The 21-year-old Swede won the most important tournament, Wimbledon, beating Connors in the final. He didn't play the Australian Open, French Open, or World Championship of Tennis (WCT), and defaulted to Dick Stockton in the fourth round of the U.S. Open because of a bad shoulder. At the Masters, he beat Vilas in the semis and lost to Connors in the final.
Borg had the best winning percentage of the year: .920, on 81 victories and seven issues, counting four-man round-robin tournaments but excluding one-set World Team Tennis results. He won 13 of the 20 tournaments he played. More important, he was 3-0 head to head against Vilas and 2-1 against Connors.
Vilas was runner-up in the Australian won the French and U.S. opens (beating Gottfried and Connors in the finals), and had an astounding streak the last six months of 1977, losing only one match the rest of the calendar year after being upset by Billy Martin in the third round at Wimbledon.
Vilas steadfastly refused to consider the Masters part of the 1977 season, preferring to imagine that his rivals turned into pumpkins at midnight on Dec. 31, but he and coach-manager Ion Tiriac were alone in that view. As Connors said Sunday, "winning the Masters is a great way to start 1978, but the tournament really belongs mor to 1977."
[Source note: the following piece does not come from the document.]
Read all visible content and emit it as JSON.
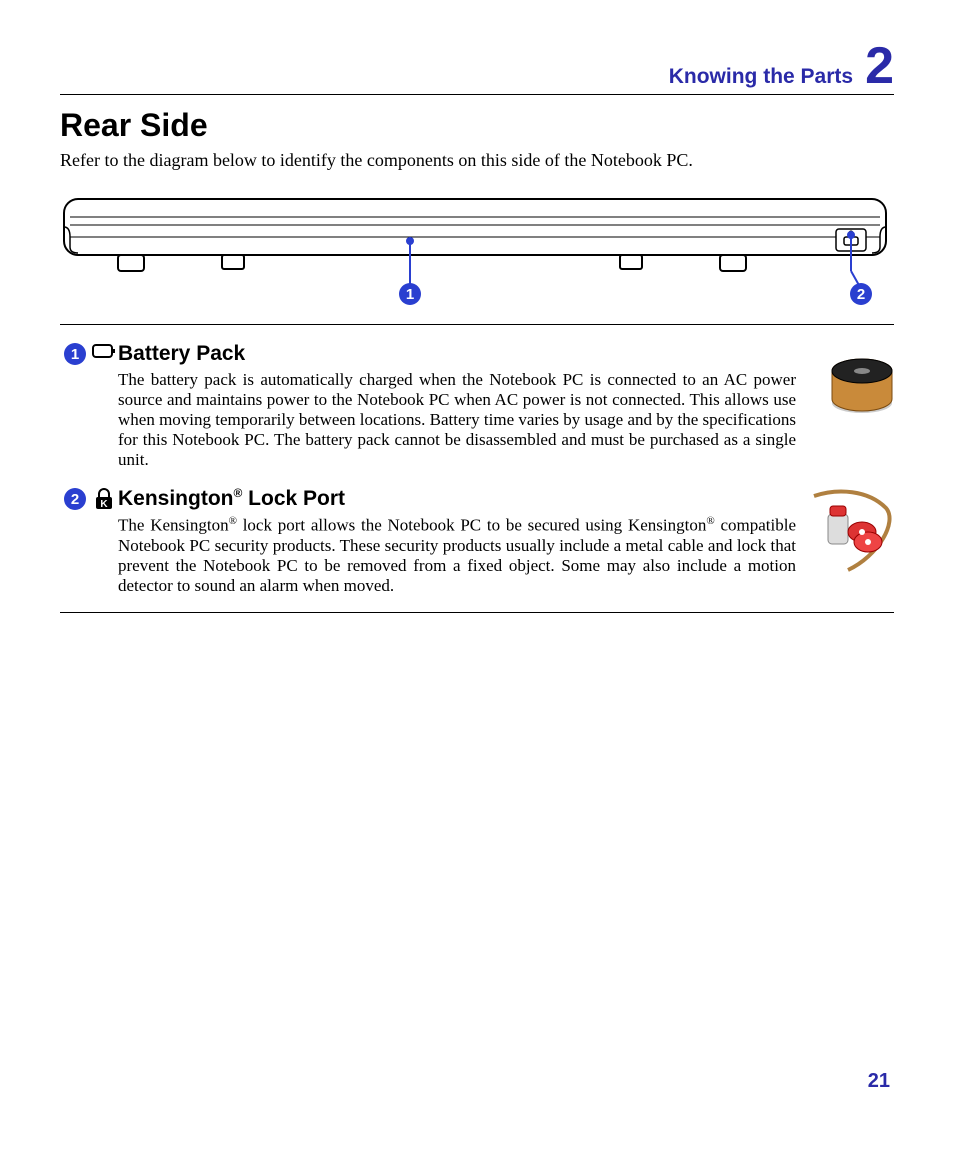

Rankings must reflect a full year's results.Vilas won an impressive 21 of 34 tournaments, compiling a .909 winning percentage on a 140-14 record, including four-man events and Davis Cup play. But he cannot erase his 0-3 record against Borg.
Connors - No. 1 in 1974 and 1976, and No. 2 to Arthur Ashe in 1975 - won eight of 21 tournaments and amassed a 70-11 record (.864 winning percentage). He won the WCT Finals at Dallas and the Masters, and was runner-up at Wimbledon and Forest Hills. But he was 0-2 against Vilas (including their all-time classic in the round-robin portion of the Masters) and 1-2 against Borg.
All superb records, but the head-to-head rivalries within the triangle must be the determining factor this time.
Rankings will always be subjective. Computerized lists are only as good as the programs on which they are based. The U.S. Tennis Association released a set of world rankings last week that were simply ludicrous. Its computer somehow perceived Vilas as No. 4, and was therefore greeted with the derision it deserved.
The Lorge Rankings might also be ridiculed in some quarters, but be forwarned that they will be defended with bear-like tenacity. The 1977 world rankings as I see them:
MEN: 1) Bjorn Borg, 2) Guillerino Vilas, 3) Jimmy Connors, 4) Vitas Gerulaitis, 5) Brian Gottfried, 6) Manuel Orantes, 7) Eddie Dibbs, 8) Dick Stockton, 9) Roscoe Tanner, 10) Raul Ramirez.
WOMEN: 1) Chris Evert, 2) Virginia Wade, 3) Billie Jean King, 4) Martha Navratilova, 5) Betty Stove, 6) Sue Barker, 7) Wendy Turnbull, 8) Rosemary Casals, 9) Dianne Fromholtz, and 10) tie: Jausovec/Kerry Reid.